Gross, its crew and eight accompanying infantrymen provided security for the train and its liberated prisoners while the unit scrounged up provisions for them. With the assistance of the 823rd Tank Destroyer Battalion. And other American units, food and lodging for the refugees were obtained from the surrounding German villages.
The item "WWII US Army 743rd Armored Tank Battalion Uniform KIA Patch Photo Cap Trousers" is in sale since Saturday, September 5, 2020. This item is in the category "Collectibles\Militaria\WW II (1939-45)\Original Period Items\United States\Uniforms". The seller is "parentsofeight2007" and is located in Lincoln, Nebraska.
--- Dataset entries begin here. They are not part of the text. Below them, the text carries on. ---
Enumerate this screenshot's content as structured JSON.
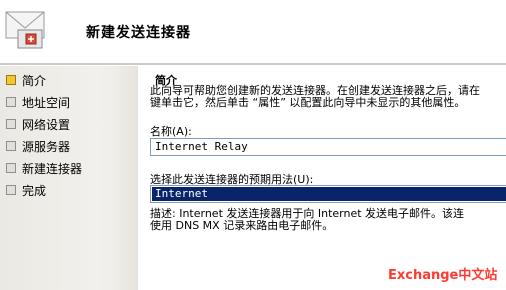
{
  "window": {
    "title": "新建发送连接器"
  },
  "sidebar": {
    "items": [
      {
        "label": "简介",
        "active": true
      },
      {
        "label": "地址空间",
        "active": false
      },
      {
        "label": "网络设置",
        "active": false
      },
      {
        "label": "源服务器",
        "active": false
      },
      {
        "label": "新建连接器",
        "active": false
      },
      {
        "label": "完成",
        "active": false
      }
    ]
  },
  "main": {
    "section_title": "简介",
    "description_line1": "此向导可帮助您创建新的发送连接器。在创建发送连接器之后，请在",
    "description_line2": "键单击它，然后单击 “属性” 以配置此向导中未显示的其他属性。",
    "name_label": "名称(A):",
    "name_value": "Internet Relay",
    "usage_label": "选择此发送连接器的预期用法(U):",
    "usage_selected": "Internet",
    "usage_desc_line1": "描述: Internet 发送连接器用于向 Internet 发送电子邮件。该连",
    "usage_desc_line2": "使用 DNS MX 记录来路由电子邮件。"
  },
  "watermark": "Exchange中文站",
  "colors": {
    "selection": "#0a246a",
    "active_step": "#f2c733",
    "watermark": "#ff3b30"
  }
}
This item can be shipped to United States, Canada, United Kingdom, Denmark, Romania, Slovakia, Bulgaria, Czech republic, Finland, Hungary, Latvia, Lithuania, Malta, Estonia, Australia, Greece, Portugal, Cyprus, Slovenia, Japan, China, Sweden, South Korea, Indonesia, Taiwan, South africa, Thailand, Belgium, France, Hong Kong, Ireland, Netherlands, Poland, Spain, Italy, Germany, Austria, Bahamas, Israel, Mexico, New Zealand, Singapore, Switzerland, Norway, Saudi arabia, United arab emirates, Qatar, Kuwait, Bahrain, Croatia, Malaysia, Barbados, Bangladesh, Bermuda, Brunei darussalam, Bolivia, Egypt, French guiana, Guernsey, Gibraltar, Guadeloupe, Iceland, Jersey, Jordan, Cambodia, Cayman islands, Liechtenstein, Sri lanka, Luxembourg, Monaco, Macao, Martinique, Maldives, Nicaragua, Oman, Pakistan, Paraguay, Reunion, Uruguay.